Adjusting prices to market is just good business practice. It enables property owners to maintain their property for the benefit of everyone. Rent increases should be viewed as a business decision and if you want to keep your rents at market value and assure that your property retains its maximum value, the tenant should view you as a business owner not as a benevolent friend.  

The key to avoiding this is to establish a business-like interpersonal relationship from the get-go. For most of the smaller “mom and pop” housing providers, investment real estate is their side business, not their primary job, so they don’t always approach it with a professional mindset.  

From the beginning, make sure that each interaction with your tenant you are friendly but professional and treat this as a business relationship. It’s too easy to get too personally and emotionally involved when you’re dealing with someone’s home. A professional relationship means setting expectations that there are performance and financial expectations in both directions.

Would You Hand a Stranger $500 A Month?

I often ask clients who feel uncomfortable with the idea of raising the rent every year, “Would you walk down the street and hand $100-$500 to a stranger every month, or would you rather have that money so that you can reach your personal financial goals or to be able to help your family?” When you don’t keep the rent at market value, you’re not only giving money away, you’re actually damaging your relationship with your tenant and devaluing your property. You’re confusing the housing provider’s professional relationship with a one-sided personal relationship and limiting your ability to re-invest in the upkeep of the property.

Many of us have learned the hard way that the quickest way to lose a friend is to lend them money and then expect it back. With the same irony, below market rent doesn’t buy you consideration when you one-day need to raise it.  When you raise the rent on people with whom you’ve established a friendship, they usually take it very personally which I’ve seen lead to vindictive damage to the property, anger towards the property owner and they leave under very hostile circumstances creating a lot of stress for everyone involved. It’s a scenario I’ve seen far too often, but it’s avoidable.

Better For Everyone

To maintain a respectful and mutually beneficial relationship with your tenant and maintain your property value, keep the relationship professional and keep the rents at market value.

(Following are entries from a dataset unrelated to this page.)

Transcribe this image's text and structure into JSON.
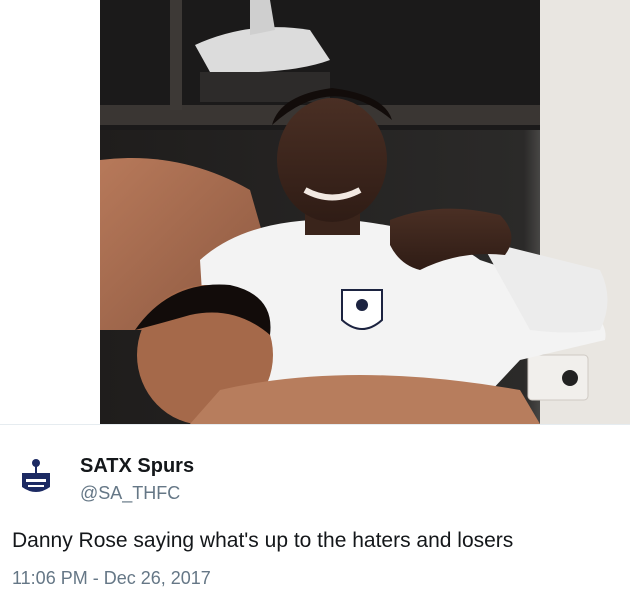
{
  "tweet": {
    "display_name": "SATX Spurs",
    "handle": "@SA_THFC",
    "text": "Danny Rose saying what's up to the haters and losers",
    "timestamp": "11:06 PM - Dec 26, 2017"
  },
  "media": {
    "icon": "photo-locker-room"
  },
  "avatar": {
    "icon": "spurs-crest-icon"
  },
  "colors": {
    "text_primary": "#14171a",
    "text_secondary": "#657786",
    "divider": "#e6ecf0"
  }
}
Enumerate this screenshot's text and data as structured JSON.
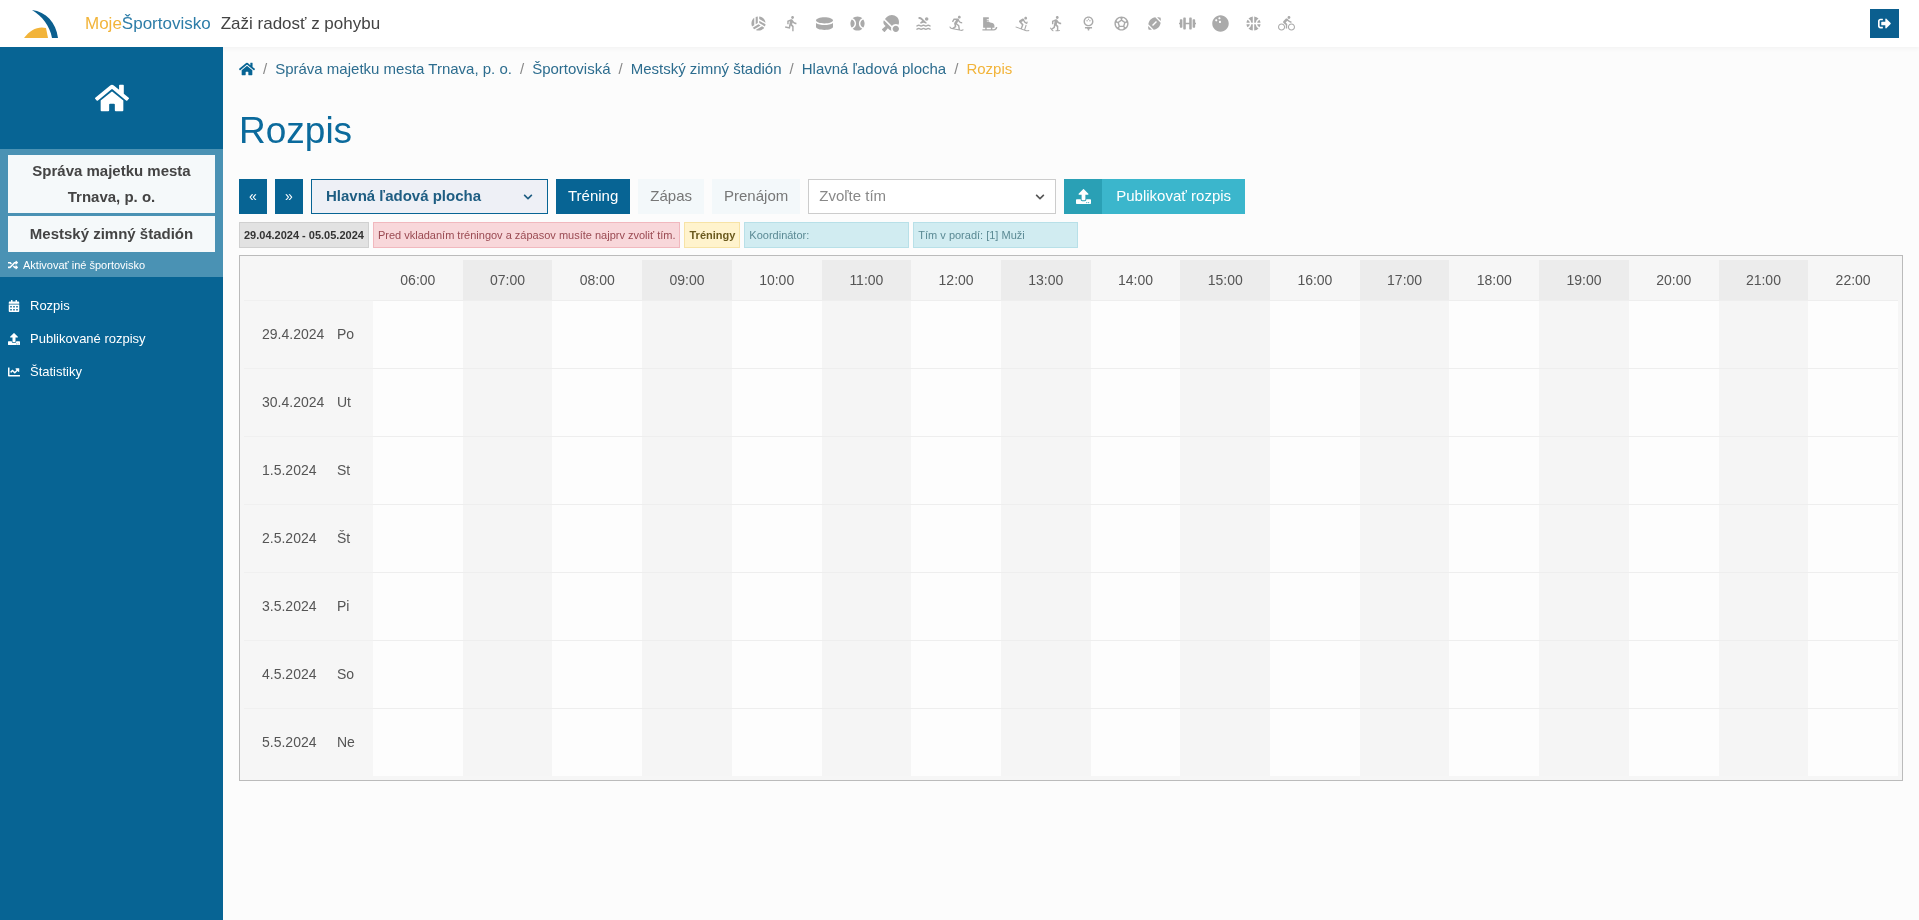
{
  "brand": {
    "name_first": "Moje",
    "name_second": "Športovisko",
    "tagline": "Zaži radosť z pohybu"
  },
  "sidebar": {
    "organization": "Správa majetku mesta Trnava, p. o.",
    "facility": "Mestský zimný štadión",
    "switch_link": "Aktivovať iné športovisko",
    "items": [
      {
        "kind": "calendar",
        "label": "Rozpis"
      },
      {
        "kind": "upload",
        "label": "Publikované rozpisy"
      },
      {
        "kind": "chart",
        "label": "Štatistiky"
      }
    ]
  },
  "breadcrumb": [
    {
      "separator": "/",
      "label": "Správa majetku mesta Trnava, p. o.",
      "selected": false
    },
    {
      "separator": "/",
      "label": "Športoviská",
      "selected": false
    },
    {
      "separator": "/",
      "label": "Mestský zimný štadión",
      "selected": false
    },
    {
      "separator": "/",
      "label": "Hlavná ľadová plocha",
      "selected": false
    },
    {
      "separator": "/",
      "label": "Rozpis",
      "selected": true
    }
  ],
  "title": "Rozpis",
  "toolbar": {
    "prev": "«",
    "next": "»",
    "area_select": "Hlavná ľadová plocha",
    "modes": [
      {
        "label": "Tréning",
        "selected": true
      },
      {
        "label": "Zápas",
        "selected": false
      },
      {
        "label": "Prenájom",
        "selected": false
      }
    ],
    "team_select": {
      "placeholder": "Zvoľte tím"
    },
    "publish": "Publikovať rozpis"
  },
  "info_tags": [
    {
      "kind": "period",
      "text": "29.04.2024 - 05.05.2024"
    },
    {
      "kind": "warning",
      "text": "Pred vkladaním tréningov a zápasov musíte najprv zvoliť tím."
    },
    {
      "kind": "type",
      "text": "Tréningy"
    },
    {
      "kind": "info",
      "text": "Koordinátor:"
    },
    {
      "kind": "info",
      "text": "Tím v poradí: [1] Muži"
    }
  ],
  "schedule": {
    "hours": [
      "06:00",
      "07:00",
      "08:00",
      "09:00",
      "10:00",
      "11:00",
      "12:00",
      "13:00",
      "14:00",
      "15:00",
      "16:00",
      "17:00",
      "18:00",
      "19:00",
      "20:00",
      "21:00",
      "22:00"
    ],
    "days": [
      {
        "date": "29.4.2024",
        "day": "Po"
      },
      {
        "date": "30.4.2024",
        "day": "Ut"
      },
      {
        "date": "1.5.2024",
        "day": "St"
      },
      {
        "date": "2.5.2024",
        "day": "Št"
      },
      {
        "date": "3.5.2024",
        "day": "Pi"
      },
      {
        "date": "4.5.2024",
        "day": "So"
      },
      {
        "date": "5.5.2024",
        "day": "Ne"
      }
    ]
  }
}
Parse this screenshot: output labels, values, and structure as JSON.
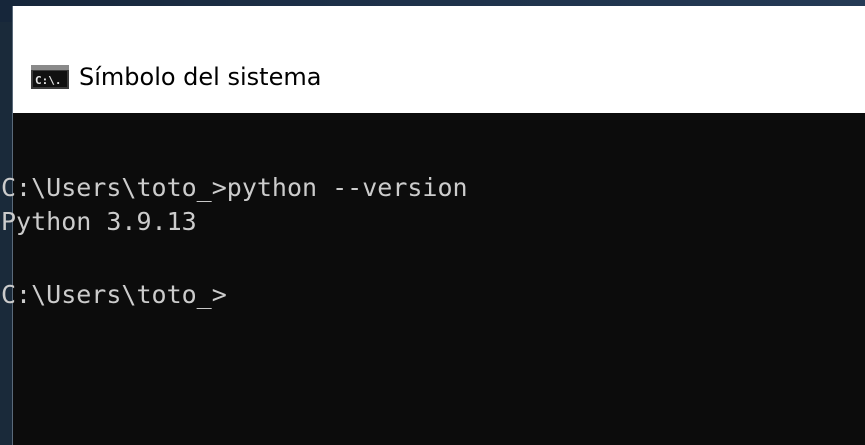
{
  "window": {
    "title": "Símbolo del sistema",
    "app_icon": "command-prompt-icon",
    "icon_text": "C:\\."
  },
  "console": {
    "lines": [
      "C:\\Users\\toto_>python --version",
      "Python 3.9.13",
      "",
      "C:\\Users\\toto_>"
    ]
  },
  "colors": {
    "console_background": "#0c0c0c",
    "console_text": "#cccccc",
    "titlebar_background": "#ffffff"
  }
}
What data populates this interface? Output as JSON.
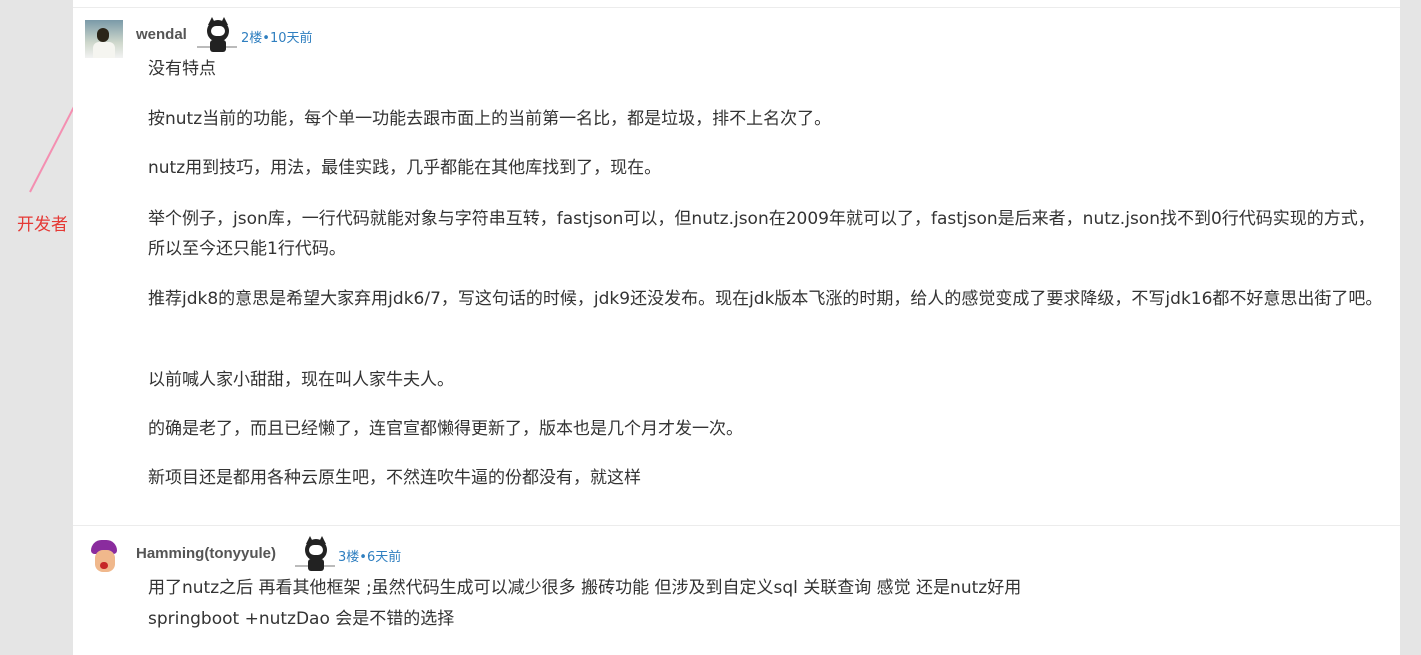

Do you have any horror stories of tenants who took it negatively when you raised the rent, or tips related to the topic? I would love to hear from you.

  

For questions or comments, I can be reached by phone at 714.330.9999, by email at [email protected] or visit my website at www.InvestingInTheOC.com.  Mercedes Shaffer is a realtor with Pacific Sotheby’s International Realty and specializes in multifamily investment real estate and 1031 Exchanges.  If you’re thinking of buying or selling, or you would like a free investment property financial analysis contact me!  DRE 02114448